John Byrne of Poets & Quants quotes Perry: “There is a lot of female privilege and payback in higher education. They like the fact that they are given a disproportionate share of resources at universities.” The idea that our region’s women are the privileged ones when it comes to leadership would be funny if it wasn’t so destructive. But let’s dig further into the issues.
First, the language of Title IX is important: “No person in the United States shall, on the basis of sex, be excluded from participation in, be denied the benefits of, or be subjected to discrimination under any education program or activity receiving Federal financial assistance” (20 U.S. Code § 1681). The law also states that institutions aren’t required to grant preferential treatment to one sex merely to make up for an imbalance in participation in a program. Thus, it didn’t forbid the MSUM institute from having more female than male participants. However, the law also clarifies that such an imbalance can be used as potential evidence that sex-based discrimination may be occurring.
Ultimately, MSUM decided not to fight Perry’s claim and to shutter the institute instead. It’s hard to say what the Office for Civil Rights would have decided, given that NEW Leadership Northern Lights has a nondiscrimination policy and takes care to give male applicants a fair shake. In reading about Perry's national efforts, he seems concerned about advertising for programs with high female participation.
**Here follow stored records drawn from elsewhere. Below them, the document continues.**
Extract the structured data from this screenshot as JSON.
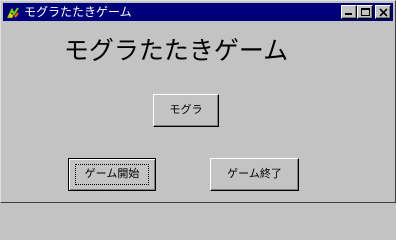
{
  "window": {
    "title": "モグラたたきゲーム",
    "title_bar_color": "#00007b",
    "background_color": "#c3c3c3",
    "icon": "app-icon"
  },
  "title_controls": {
    "minimize_icon": "minimize-icon",
    "maximize_icon": "maximize-icon",
    "close_icon": "close-icon"
  },
  "main": {
    "heading": "モグラたたきゲーム"
  },
  "buttons": {
    "mole_label": "モグラ",
    "start_label": "ゲーム開始",
    "end_label": "ゲーム終了"
  }
}
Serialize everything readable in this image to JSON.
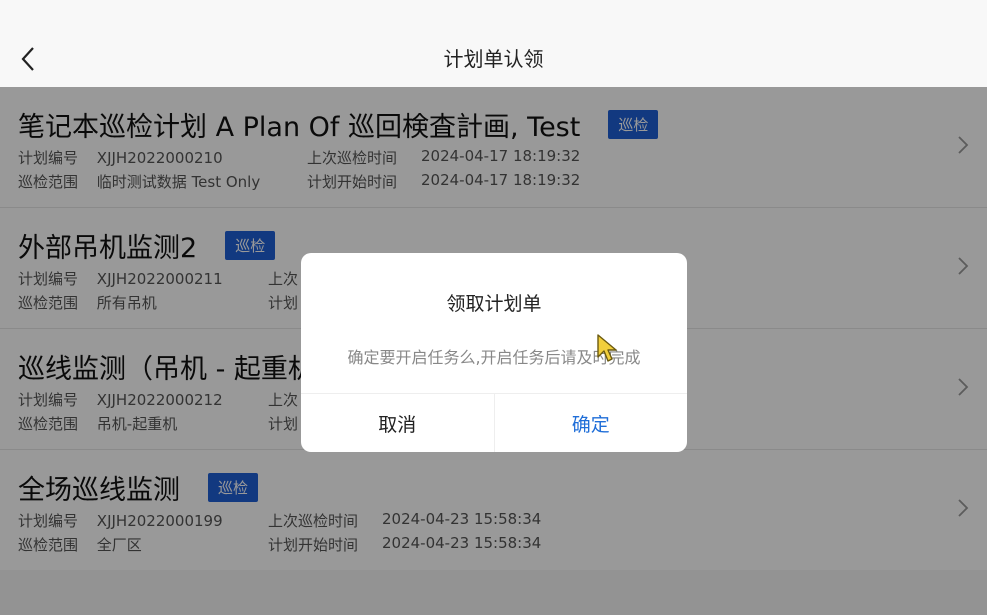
{
  "header": {
    "title": "计划单认领"
  },
  "items": [
    {
      "title": "笔记本巡检计划 A Plan Of 巡回検査計画, Test",
      "tag": "巡检",
      "plan_no_label": "计划编号",
      "plan_no": "XJJH2022000210",
      "scope_label": "巡检范围",
      "scope": "临时测试数据 Test Only",
      "last_label": "上次巡检时间",
      "last_time": "2024-04-17 18:19:32",
      "start_label": "计划开始时间",
      "start_time": "2024-04-17 18:19:32"
    },
    {
      "title": "外部吊机监测2",
      "tag": "巡检",
      "plan_no_label": "计划编号",
      "plan_no": "XJJH2022000211",
      "scope_label": "巡检范围",
      "scope": "所有吊机",
      "last_label": "上次",
      "last_time": "",
      "start_label": "计划",
      "start_time": ""
    },
    {
      "title": "巡线监测（吊机 - 起重机",
      "tag": "",
      "plan_no_label": "计划编号",
      "plan_no": "XJJH2022000212",
      "scope_label": "巡检范围",
      "scope": "吊机-起重机",
      "last_label": "上次",
      "last_time": "",
      "start_label": "计划",
      "start_time": ""
    },
    {
      "title": "全场巡线监测",
      "tag": "巡检",
      "plan_no_label": "计划编号",
      "plan_no": "XJJH2022000199",
      "scope_label": "巡检范围",
      "scope": "全厂区",
      "last_label": "上次巡检时间",
      "last_time": "2024-04-23 15:58:34",
      "start_label": "计划开始时间",
      "start_time": "2024-04-23 15:58:34"
    }
  ],
  "dialog": {
    "title": "领取计划单",
    "message": "确定要开启任务么,开启任务后请及时完成",
    "cancel_label": "取消",
    "ok_label": "确定"
  },
  "colors": {
    "accent": "#1f6ed8",
    "tag_bg": "#1f5fd6",
    "overlay": "rgba(0,0,0,0.4)"
  },
  "icons": {
    "back": "chevron-left-icon",
    "row": "chevron-right-icon",
    "cursor": "mouse-pointer-icon"
  }
}
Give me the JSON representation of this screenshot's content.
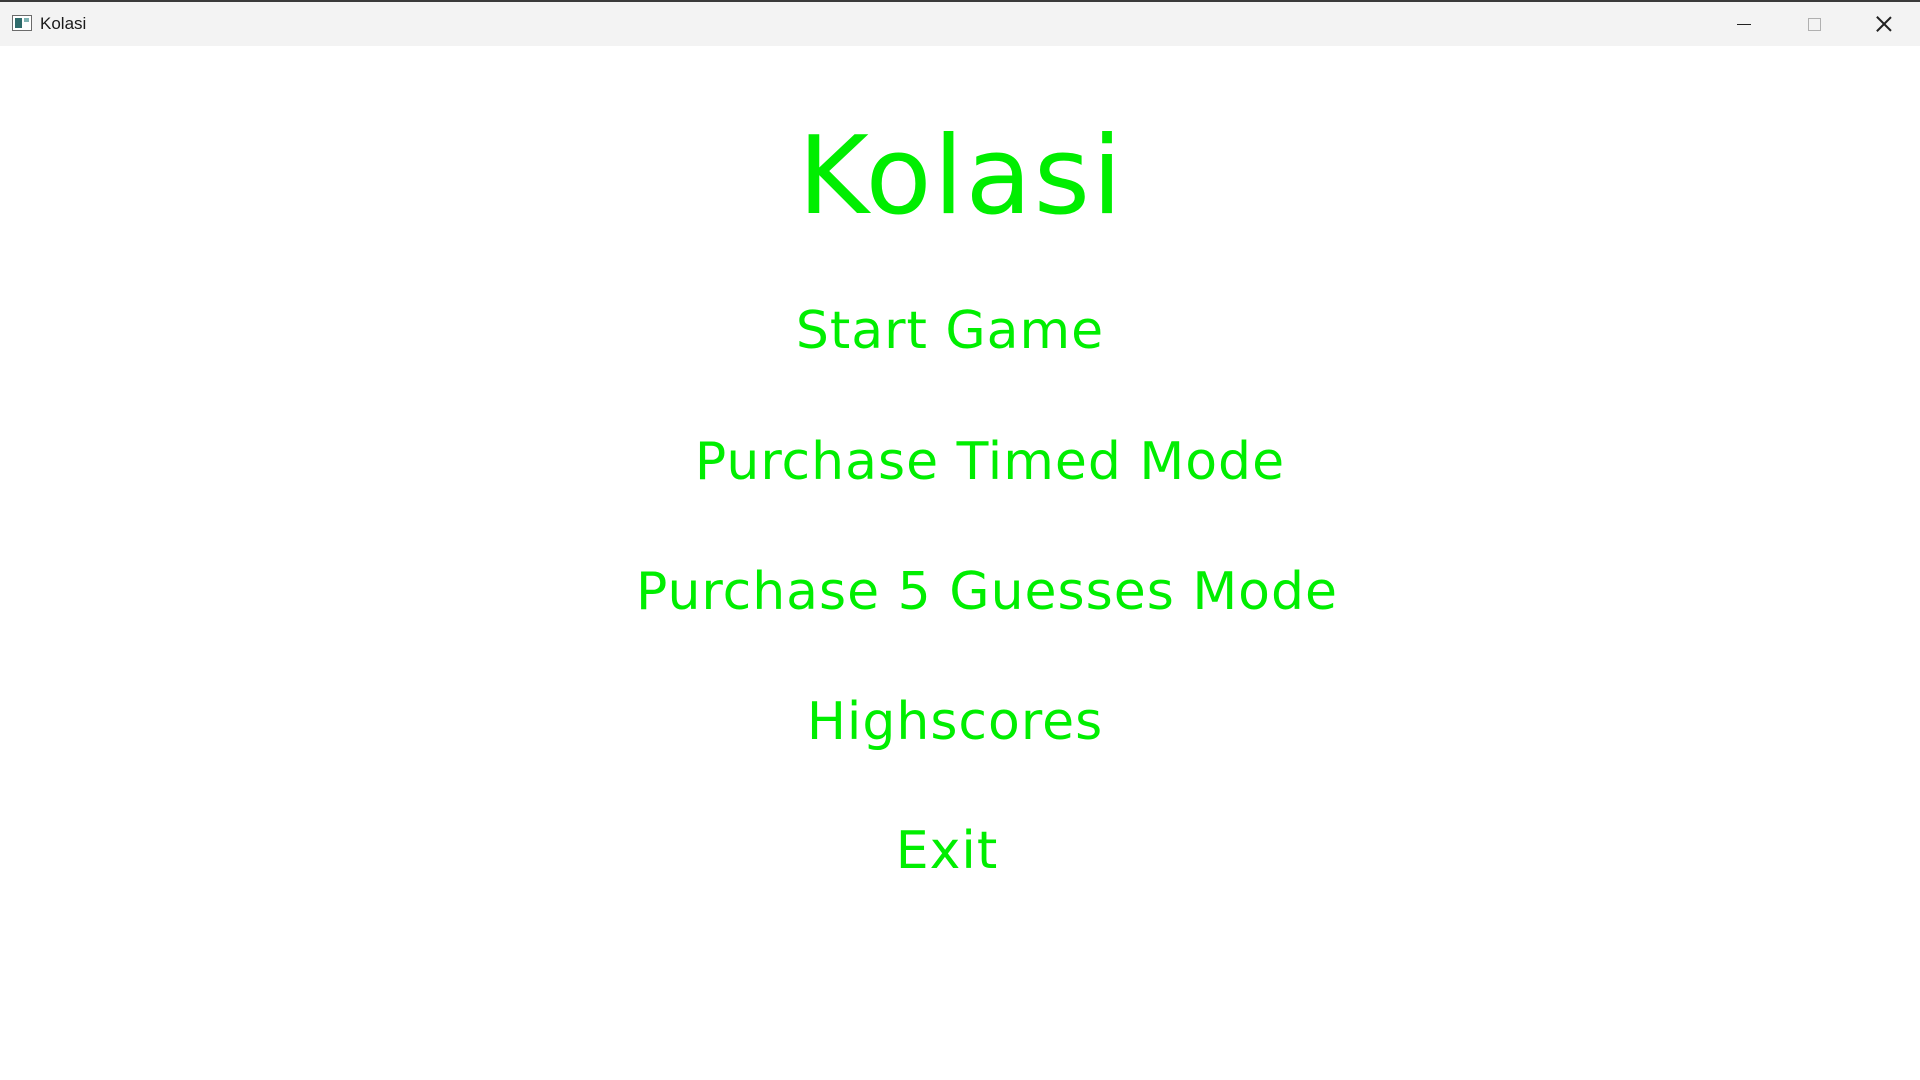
{
  "window": {
    "title": "Kolasi",
    "controls": {
      "minimize": "minimize-icon",
      "maximize": "maximize-icon",
      "close": "close-icon"
    }
  },
  "main": {
    "title": "Kolasi",
    "menu": [
      {
        "label": "Start Game"
      },
      {
        "label": "Purchase Timed Mode"
      },
      {
        "label": "Purchase 5 Guesses Mode"
      },
      {
        "label": "Highscores"
      },
      {
        "label": "Exit"
      }
    ]
  },
  "colors": {
    "accent": "#00ee00",
    "background": "#ffffff",
    "titlebar": "#f3f3f3"
  }
}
Perhaps the MSUM institute could have adjusted its advertising, but we’ll never know.
Perry points out that many men have unsuccessful outcomes in higher ed. This is true, and it’s pronounced among low-income men, disabled men, men of color, and LGBTQ+ men. When men aren’t having their needs met, real solutions are needed. Derailing efforts to support women in contexts in which they are underrepresented is not a solution. Marshaling resources so that men’s needs are met is a real solution.
Ultimately, NEW Leadership Northern Lights is seeking to continue its institute outside of higher education. Please join me in supporting Deborah White’s efforts to keep the regional NEW Leadership Development Institute alive. Email NEWLeadershipNorthernLights@gmail.com for more info.
Ellie Shockley is a political psychologist, social scientist and education researcher. This column represents her personal views and not the views of any organization. She completed a doctorate at the University of Chicago and postdoctorate at Nebraska. She lives in Mandan. Find her past columns at EllieShockley.com